12 Johns Hopkins Coronavirus Resource Center. COVID-19 Dashboard by the Center for Systems Science and Engineering (CSSE) at Johns Hopkins University (JHU). https://coronavirus.jhu.edu/map.html.
13 Satlin MJ , Chen L , Patel G et al. Multicenter clinical and molecular epidemiological analysis of bacteremia due to carbapenem-resistant Enterobacteriaceae (CRE) in the CRE epicenter of the United States. Antimicrob Agents Chemother 2017; 61: e02349–16
14 Jernigan JA , Hatfield KM , Wolford H et al. Multidrug-resistant bacterial infections in U.S. hospitalized patients, 2012-2017. N Engl J Med 2020; 382: 1309–19.
15 Hsu L-Y , Apisarnthanarak A , Khan E et al. Carbapenem-resistant Acinetobacter baumannii and Enterobacteriaceae in South and Southeast Asia. Clin Microbiol Rev 2017; 30: 1–22.
16 Collignon P , Beggs JJ , Walsh TR et al. Anthropological and socioeconomic factors contributing to global antimicrobial resistance: a univariate and multivariable analysis.

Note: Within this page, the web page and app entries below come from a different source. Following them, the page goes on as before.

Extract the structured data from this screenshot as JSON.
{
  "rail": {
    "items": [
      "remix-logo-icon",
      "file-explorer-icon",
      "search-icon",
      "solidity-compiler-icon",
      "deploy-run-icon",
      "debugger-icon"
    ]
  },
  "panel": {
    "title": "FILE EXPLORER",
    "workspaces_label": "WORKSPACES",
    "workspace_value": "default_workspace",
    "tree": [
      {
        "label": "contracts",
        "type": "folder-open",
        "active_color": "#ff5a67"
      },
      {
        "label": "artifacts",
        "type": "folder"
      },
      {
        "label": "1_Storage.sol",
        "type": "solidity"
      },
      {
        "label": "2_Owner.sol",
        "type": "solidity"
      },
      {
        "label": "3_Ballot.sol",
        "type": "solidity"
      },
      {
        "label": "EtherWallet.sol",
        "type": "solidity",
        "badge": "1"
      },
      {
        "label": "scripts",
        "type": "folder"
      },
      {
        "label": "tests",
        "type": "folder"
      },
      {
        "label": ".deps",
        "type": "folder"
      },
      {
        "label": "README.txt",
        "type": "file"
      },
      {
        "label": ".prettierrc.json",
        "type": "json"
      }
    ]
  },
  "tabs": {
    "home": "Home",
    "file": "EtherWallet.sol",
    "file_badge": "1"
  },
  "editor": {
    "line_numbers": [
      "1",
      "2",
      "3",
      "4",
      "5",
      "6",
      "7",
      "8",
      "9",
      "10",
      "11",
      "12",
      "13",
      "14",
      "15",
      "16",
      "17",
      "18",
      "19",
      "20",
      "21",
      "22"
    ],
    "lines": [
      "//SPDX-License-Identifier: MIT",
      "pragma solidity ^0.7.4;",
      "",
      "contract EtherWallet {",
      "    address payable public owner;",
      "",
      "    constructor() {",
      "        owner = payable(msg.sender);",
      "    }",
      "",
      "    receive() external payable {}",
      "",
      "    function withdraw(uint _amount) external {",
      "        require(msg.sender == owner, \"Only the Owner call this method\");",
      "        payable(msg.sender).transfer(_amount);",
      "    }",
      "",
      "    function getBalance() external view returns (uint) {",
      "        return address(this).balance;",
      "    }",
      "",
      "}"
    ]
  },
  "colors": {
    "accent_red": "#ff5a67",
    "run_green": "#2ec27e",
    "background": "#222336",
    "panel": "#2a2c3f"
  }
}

Lancet Planet Health 2018; 2: e398–405.
17 McEwen SA , Collignon PJ. Antimicrobial resistance: a one health perspective. Microbiol Spectr 2018; doi:10.1128/microbiolspec.ARBA-0009-2017.

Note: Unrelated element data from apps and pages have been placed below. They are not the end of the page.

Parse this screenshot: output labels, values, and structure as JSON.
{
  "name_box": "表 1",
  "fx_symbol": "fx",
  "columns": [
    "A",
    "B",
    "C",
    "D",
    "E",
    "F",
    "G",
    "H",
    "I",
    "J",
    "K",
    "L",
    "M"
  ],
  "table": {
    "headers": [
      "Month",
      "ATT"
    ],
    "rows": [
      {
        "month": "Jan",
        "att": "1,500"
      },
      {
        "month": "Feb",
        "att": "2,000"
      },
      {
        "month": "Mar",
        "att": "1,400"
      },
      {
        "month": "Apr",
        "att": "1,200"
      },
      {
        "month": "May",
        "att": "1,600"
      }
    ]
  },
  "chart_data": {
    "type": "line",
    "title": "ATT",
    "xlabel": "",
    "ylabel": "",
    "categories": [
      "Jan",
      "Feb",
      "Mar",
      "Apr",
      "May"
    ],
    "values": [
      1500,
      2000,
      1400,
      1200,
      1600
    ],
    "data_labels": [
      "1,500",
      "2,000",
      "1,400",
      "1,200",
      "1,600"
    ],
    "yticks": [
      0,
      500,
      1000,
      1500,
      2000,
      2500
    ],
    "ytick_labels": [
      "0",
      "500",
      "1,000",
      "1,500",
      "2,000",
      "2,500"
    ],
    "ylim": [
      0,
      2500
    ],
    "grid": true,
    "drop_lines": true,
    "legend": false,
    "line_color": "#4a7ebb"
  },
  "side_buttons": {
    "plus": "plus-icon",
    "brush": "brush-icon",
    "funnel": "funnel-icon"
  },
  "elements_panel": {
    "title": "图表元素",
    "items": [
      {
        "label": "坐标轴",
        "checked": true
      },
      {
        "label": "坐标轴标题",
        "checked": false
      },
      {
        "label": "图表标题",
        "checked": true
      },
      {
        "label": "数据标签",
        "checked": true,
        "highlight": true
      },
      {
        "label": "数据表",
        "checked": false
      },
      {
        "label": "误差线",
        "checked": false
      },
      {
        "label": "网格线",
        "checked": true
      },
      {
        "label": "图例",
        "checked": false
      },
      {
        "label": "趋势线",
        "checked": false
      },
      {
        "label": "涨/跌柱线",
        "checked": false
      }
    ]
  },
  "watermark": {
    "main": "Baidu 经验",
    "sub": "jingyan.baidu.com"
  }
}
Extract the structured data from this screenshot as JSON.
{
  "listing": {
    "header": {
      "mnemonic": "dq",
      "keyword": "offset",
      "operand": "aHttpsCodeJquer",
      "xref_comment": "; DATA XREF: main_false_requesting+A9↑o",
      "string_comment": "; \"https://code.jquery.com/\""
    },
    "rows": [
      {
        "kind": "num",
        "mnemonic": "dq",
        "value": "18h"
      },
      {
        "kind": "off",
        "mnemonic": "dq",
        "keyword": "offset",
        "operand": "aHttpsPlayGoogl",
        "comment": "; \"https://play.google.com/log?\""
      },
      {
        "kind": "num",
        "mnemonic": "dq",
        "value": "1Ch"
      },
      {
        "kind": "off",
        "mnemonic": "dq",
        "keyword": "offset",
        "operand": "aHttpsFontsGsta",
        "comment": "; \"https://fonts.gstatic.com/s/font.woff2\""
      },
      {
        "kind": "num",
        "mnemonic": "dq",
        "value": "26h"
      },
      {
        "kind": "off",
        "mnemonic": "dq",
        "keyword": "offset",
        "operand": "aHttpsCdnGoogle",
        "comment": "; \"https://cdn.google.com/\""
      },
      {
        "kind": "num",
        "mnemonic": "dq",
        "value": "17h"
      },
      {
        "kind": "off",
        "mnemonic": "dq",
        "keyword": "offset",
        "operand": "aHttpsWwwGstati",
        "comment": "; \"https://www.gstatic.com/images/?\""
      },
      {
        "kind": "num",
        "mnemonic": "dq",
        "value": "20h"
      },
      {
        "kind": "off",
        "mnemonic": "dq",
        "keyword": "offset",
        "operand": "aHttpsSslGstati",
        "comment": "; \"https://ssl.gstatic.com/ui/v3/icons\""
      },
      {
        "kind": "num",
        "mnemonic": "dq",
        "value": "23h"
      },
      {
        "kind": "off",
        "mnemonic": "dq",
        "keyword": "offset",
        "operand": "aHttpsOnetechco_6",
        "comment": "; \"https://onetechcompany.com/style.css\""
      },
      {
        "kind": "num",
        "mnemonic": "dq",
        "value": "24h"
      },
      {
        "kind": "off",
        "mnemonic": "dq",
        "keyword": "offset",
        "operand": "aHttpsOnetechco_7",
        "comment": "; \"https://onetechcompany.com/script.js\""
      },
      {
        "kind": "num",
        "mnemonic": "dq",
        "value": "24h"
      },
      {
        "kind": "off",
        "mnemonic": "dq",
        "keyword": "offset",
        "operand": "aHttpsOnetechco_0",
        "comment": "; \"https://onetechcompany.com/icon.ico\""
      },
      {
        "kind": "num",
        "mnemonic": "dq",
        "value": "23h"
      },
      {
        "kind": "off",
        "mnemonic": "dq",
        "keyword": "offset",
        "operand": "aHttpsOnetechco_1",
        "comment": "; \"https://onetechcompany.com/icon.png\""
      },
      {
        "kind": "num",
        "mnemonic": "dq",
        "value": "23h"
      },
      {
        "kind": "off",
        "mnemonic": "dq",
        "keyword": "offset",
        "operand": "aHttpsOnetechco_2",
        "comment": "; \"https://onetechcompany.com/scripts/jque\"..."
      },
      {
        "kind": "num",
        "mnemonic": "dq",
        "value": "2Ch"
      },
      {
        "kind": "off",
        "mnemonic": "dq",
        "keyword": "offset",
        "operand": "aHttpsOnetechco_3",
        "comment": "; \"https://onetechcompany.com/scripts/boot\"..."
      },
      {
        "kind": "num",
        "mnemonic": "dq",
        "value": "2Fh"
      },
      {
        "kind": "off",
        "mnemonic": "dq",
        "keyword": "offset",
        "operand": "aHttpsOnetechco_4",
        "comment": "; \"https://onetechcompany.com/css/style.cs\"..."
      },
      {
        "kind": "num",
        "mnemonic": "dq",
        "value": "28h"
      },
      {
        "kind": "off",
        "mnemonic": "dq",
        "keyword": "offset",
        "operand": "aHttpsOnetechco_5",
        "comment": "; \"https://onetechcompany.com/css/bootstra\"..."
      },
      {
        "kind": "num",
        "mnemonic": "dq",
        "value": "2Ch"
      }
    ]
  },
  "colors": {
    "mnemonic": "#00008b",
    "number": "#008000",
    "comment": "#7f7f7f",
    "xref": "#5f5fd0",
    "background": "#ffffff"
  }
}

18 Gao R , Hu Y , Li Z et al. Dissemination and mechanism for the MCR-1 colistin resistance. PLoS Pathog 2016; 12: e1005957.

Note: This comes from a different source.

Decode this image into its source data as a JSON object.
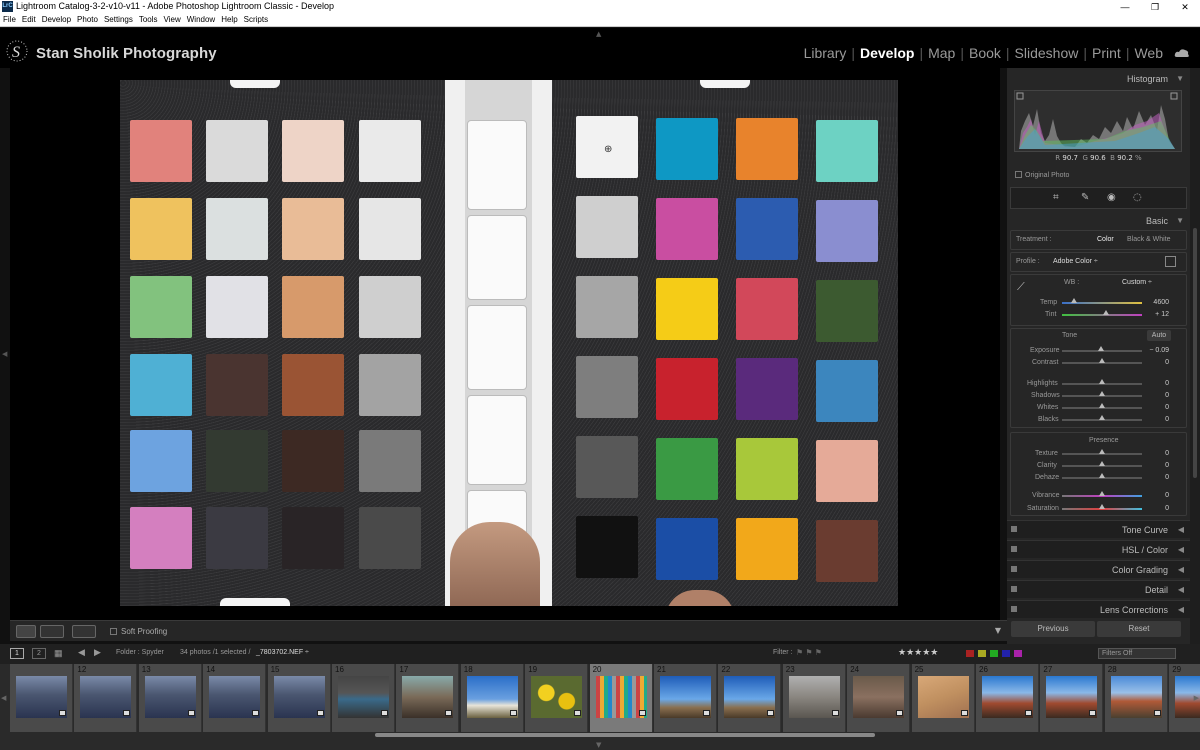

19 Olesen SW , Barnett ML , MacFadden DR et al. The distribution of antibiotic use and its association with antibiotic resistance. eLife 2018; 7: e39435.
20 Harbarth S , Harris AD , Carmeli Y et al. Parallel analysis of individual and aggregated data on antibiotic exposure and resistance in gram-negative bacilli. Clin Infect Dis 2001; 33: 1462–8.
More information: Jamie L. Dombach et al, A small molecule that mitigates bacterial infection disrupts Gram-negative cell membranes and is inhibited by cholesterol and neutral lipids, PLOS Pathogens (2020). DOI: 10.1371/journal.ppat.1009119